A Montreal woman who was scolded by a judge for wearing a hijab in court had her fundamental rights violated, Quebec’s Court of Appeal ruled Wednesday.
The court decided unanimously that citizens who wear religious attire cannot be denied access to justice.
The ruling stems from a 2015 courtroom incident involving Rania El-Alloul, who was told by a Quebec court judge to remove her Muslim head scarf if she wanted a case involving her impounded car to proceed. El-Alloul refused, and her case was adjourned.
“No party challenges that the courtrooms of the Court of Quebec — and for that matter all courtrooms in Quebec as throughout Canada — are spaces of religious neutrality,” the three-judge appeal panel found.
“This does not mean, however, that judges may rely on the neutrality of the courts alone as a justification for preventing litigants from accessing a courtroom simply because they are expressing sincerely held religious beliefs.”
The ruling comes as the newly elected Coalition Avenir Quebec government plans to bring in legislation prohibiting public servants in positions of authority such as judges, teachers, prosecutors and police officers from wearing religious symbols.

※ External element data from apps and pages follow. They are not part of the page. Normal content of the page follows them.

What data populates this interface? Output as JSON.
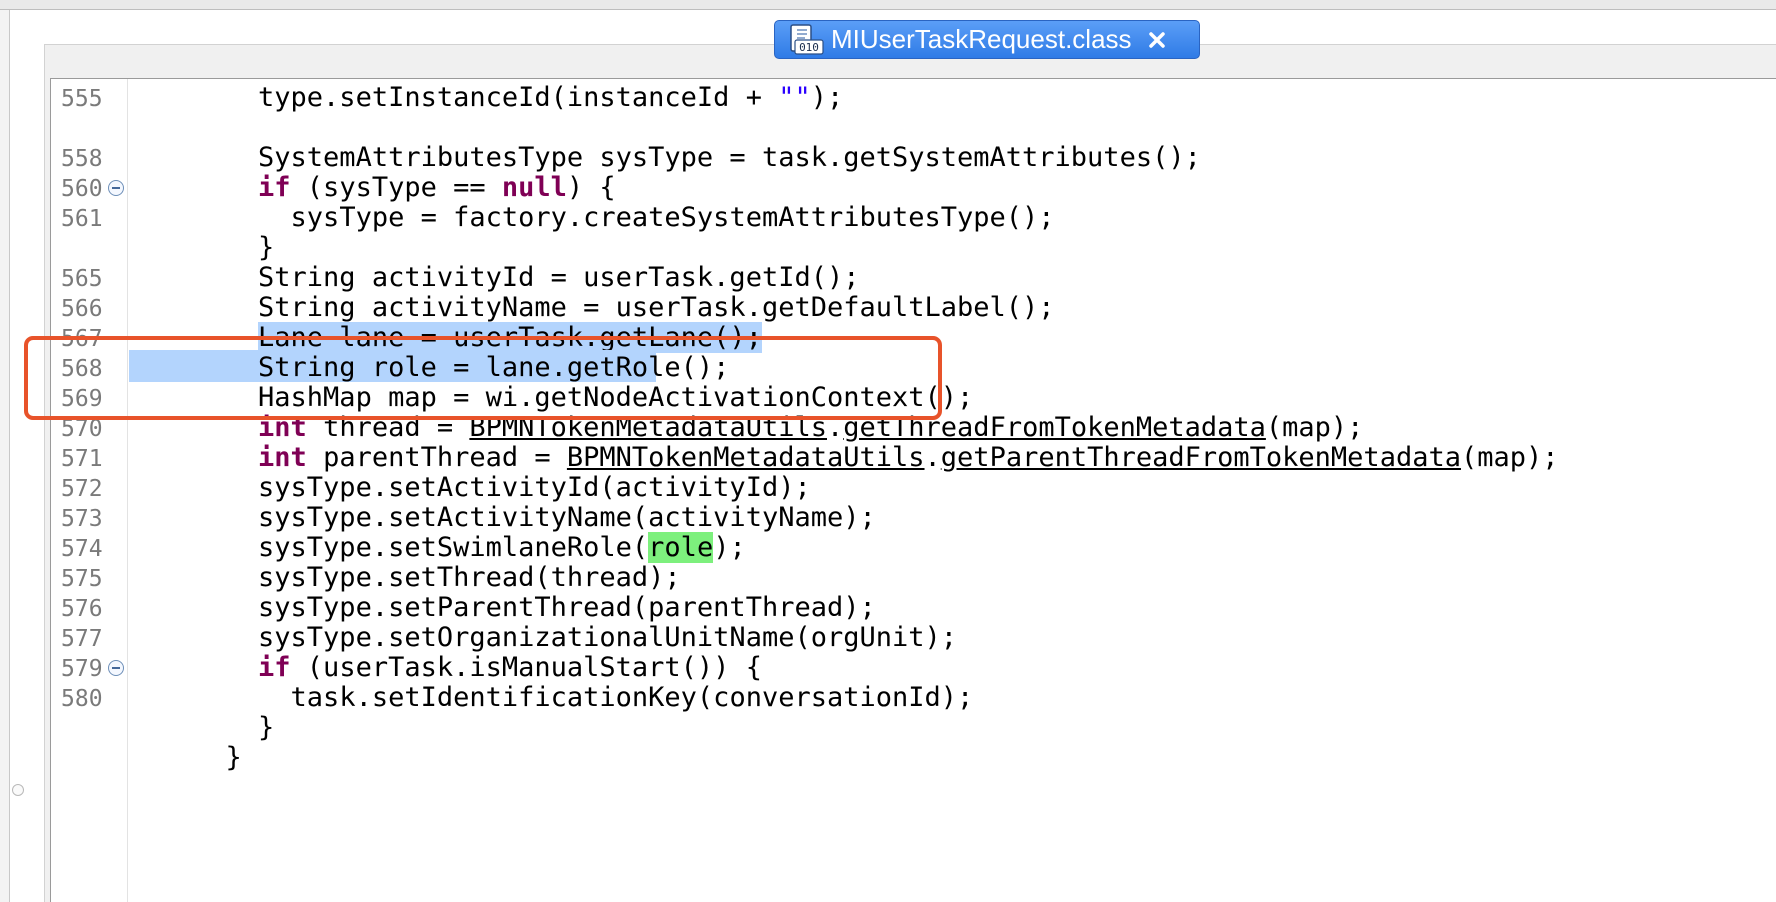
{
  "editor_tab": {
    "title": "MIUserTaskRequest.class",
    "icon": "java-class-file-icon",
    "close_icon": "close-icon",
    "icon_text": "010"
  },
  "colors": {
    "keyword": "#7f0055",
    "string": "#2a00ff",
    "selection": "#b3d4fd",
    "occurrence_highlight": "#7df07d",
    "annotation_box": "#e8532a",
    "tab_active": "#3a86ef"
  },
  "code": {
    "lines": [
      {
        "num": "555",
        "indent": "    ",
        "a": "type.setInstanceId(instanceId + ",
        "str": "\"\"",
        "b": ");"
      },
      {
        "num": "558",
        "indent": "    ",
        "text": "SystemAttributesType sysType = task.getSystemAttributes();"
      },
      {
        "num": "560",
        "indent": "    ",
        "kw": "if",
        "a": " (sysType == ",
        "kw2": "null",
        "b": ") {"
      },
      {
        "num": "561",
        "indent": "      ",
        "text": "sysType = factory.createSystemAttributesType();"
      },
      {
        "num": "",
        "indent": "    ",
        "text": "}"
      },
      {
        "num": "565",
        "indent": "    ",
        "text": "String activityId = userTask.getId();"
      },
      {
        "num": "566",
        "indent": "    ",
        "text": "String activityName = userTask.getDefaultLabel();"
      },
      {
        "num": "567",
        "indent": "    ",
        "text": "Lane lane = userTask.getLane();"
      },
      {
        "num": "568",
        "indent": "    ",
        "text": "String role = lane.getRole();"
      },
      {
        "num": "569",
        "indent": "    ",
        "text": "HashMap map = wi.getNodeActivationContext();"
      },
      {
        "num": "570",
        "indent": "    ",
        "kw": "int",
        "a": " thread = ",
        "cls": "BPMNTokenMetadataUtils",
        "dot": ".",
        "method": "getThreadFromTokenMetadata",
        "b": "(map);"
      },
      {
        "num": "571",
        "indent": "    ",
        "kw": "int",
        "a": " parentThread = ",
        "cls": "BPMNTokenMetadataUtils",
        "dot": ".",
        "method": "getParentThreadFromTokenMetadata",
        "b": "(map);"
      },
      {
        "num": "572",
        "indent": "    ",
        "text": "sysType.setActivityId(activityId);"
      },
      {
        "num": "573",
        "indent": "    ",
        "text": "sysType.setActivityName(activityName);"
      },
      {
        "num": "574",
        "indent": "    ",
        "a": "sysType.setSwimlaneRole(",
        "mark": "role",
        "b": ");"
      },
      {
        "num": "575",
        "indent": "    ",
        "text": "sysType.setThread(thread);"
      },
      {
        "num": "576",
        "indent": "    ",
        "text": "sysType.setParentThread(parentThread);"
      },
      {
        "num": "577",
        "indent": "    ",
        "text": "sysType.setOrganizationalUnitName(orgUnit);"
      },
      {
        "num": "579",
        "indent": "    ",
        "kw": "if",
        "a": " (userTask.isManualStart()) {"
      },
      {
        "num": "580",
        "indent": "      ",
        "text": "task.setIdentificationKey(conversationId);"
      },
      {
        "num": "",
        "indent": "    ",
        "text": "}"
      },
      {
        "num": "",
        "indent": "  ",
        "text": "}"
      }
    ]
  }
}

In the case before the courts, Judge Eliana Marengo told El-Alloul the courtroom was a secular space and she was violating rules requiring suitable dress.
“In my opinion, you are not suitably dressed,” Marengo told El-Alloul. “Decorum is important. Hats and sunglasses, for example, are not allowed. And I don’t see why scarves on the head would be either.
“I will therefore not hear you if you are wearing a scarf on your head, just as I would not allow a person to appear before me wearing a hat or sunglasses on his or her head, or any other garment not suitable for a court proceeding.”
The appellate court called that decision unreasonable, saying Quebec court rules do not forbid head scarves if they constitute a sincere religious belief and don’t harm the public interest.
“In light of the multi-confessional fabric of Quebec society, it is usually quite easy for a judge to recognize the difference between suitable religious attire and those cases where the individual litigant or witness is showing lack of respect for the court by his or her choice of clothing,” the ruling reads.
“The types of religious clothing worn in Quebec are not numerous and are not generally difficult to identify. For quite a long time now, the courts have had little difficulty accommodating these types of attire.”
Freedom of religious expression doesn’t stop at the courtroom door, the appellate court added, noting the Marengo’s decision failed to take into account El-Alloul’s constitutional rights. It also ignored guidance from the Supreme Court of Canada on religious clothing in a courtroom.
Catherine McKenzie, one of the lawyers representing El-Alloul in the matter, said the decision reaffirms important principles about access to justice.
“Our courts are spaces that are supposed to treat people neutrally,” McKenzie said. “The everyday default should be you don’t get questioned about your religion just because you’re wearing a symbol in court.”
In 2016, Quebec Superior Court denied El-Alloul’s request for a ruling declaring that she had been treated unfairly by Marengo. The appeal court has set aside that ruling and quashed Marengo’s initial decision.
Julius Grey, another lawyer representing El-Alloul, called Wednesday’s ruling “gratifying.” It shows “you can’t, as a matter of principle, refuse access to somebody merely because of a religious sign,” he said.
Marengo faces a hearing before Quebec’s judicial council over the matter. No date has been set.